Records drawn from a dataset:
══════════════════════════════

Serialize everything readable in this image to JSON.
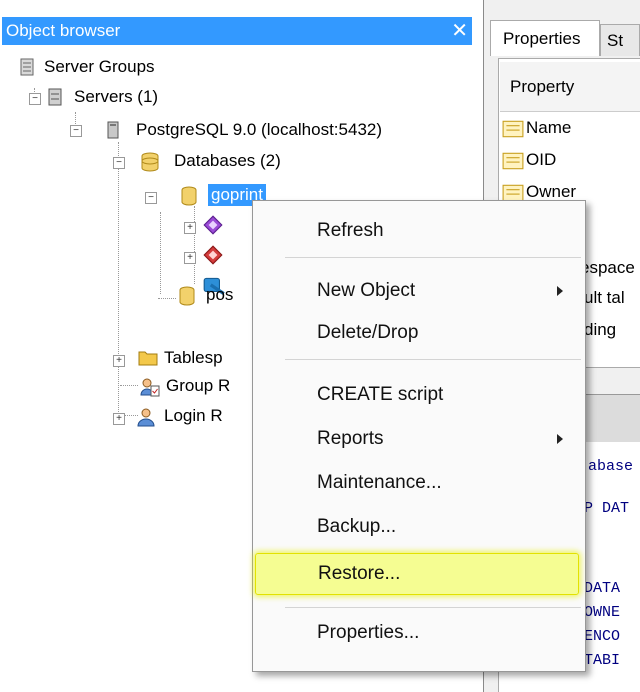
{
  "object_browser": {
    "title": "Object browser",
    "close_icon": "close-icon",
    "tree": {
      "server_groups": "Server Groups",
      "servers": "Servers (1)",
      "postgres": "PostgreSQL 9.0 (localhost:5432)",
      "databases": "Databases (2)",
      "goprint": "goprint",
      "pos": "pos",
      "tablespaces": "Tablesp",
      "group_roles": "Group R",
      "login_roles": "Login R"
    }
  },
  "right_panel": {
    "tabs": [
      "Properties",
      "St"
    ],
    "property_header": "Property",
    "properties": [
      "Name",
      "OID",
      "Owner",
      "espace",
      "ult tal",
      "ding"
    ],
    "sql_lines": [
      "abase",
      "P DAT",
      "DATA",
      "OWNE",
      "ENCO",
      "TABI"
    ]
  },
  "context_menu": {
    "items": {
      "refresh": "Refresh",
      "new_object": "New Object",
      "delete_drop": "Delete/Drop",
      "create_script": "CREATE script",
      "reports": "Reports",
      "maintenance": "Maintenance...",
      "backup": "Backup...",
      "restore": "Restore...",
      "properties": "Properties..."
    },
    "highlight_color": "#f0ff3c"
  }
}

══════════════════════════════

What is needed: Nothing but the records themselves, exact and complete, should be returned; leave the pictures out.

Response to this exercise:
Serialize everything readable in this image to JSON.
{
  "object_browser": {
    "title": "Object browser",
    "close_icon": "close-icon",
    "tree": {
      "server_groups": "Server Groups",
      "servers": "Servers (1)",
      "postgres": "PostgreSQL 9.0 (localhost:5432)",
      "databases": "Databases (2)",
      "goprint": "goprint",
      "pos": "pos",
      "tablespaces": "Tablesp",
      "group_roles": "Group R",
      "login_roles": "Login R"
    }
  },
  "right_panel": {
    "tabs": [
      "Properties",
      "St"
    ],
    "property_header": "Property",
    "properties": [
      "Name",
      "OID",
      "Owner",
      "espace",
      "ult tal",
      "ding"
    ],
    "sql_lines": [
      "abase",
      "P DAT",
      "DATA",
      "OWNE",
      "ENCO",
      "TABI"
    ]
  },
  "context_menu": {
    "items": {
      "refresh": "Refresh",
      "new_object": "New Object",
      "delete_drop": "Delete/Drop",
      "create_script": "CREATE script",
      "reports": "Reports",
      "maintenance": "Maintenance...",
      "backup": "Backup...",
      "restore": "Restore...",
      "properties": "Properties..."
    },
    "highlight_color": "#f0ff3c"
  }
}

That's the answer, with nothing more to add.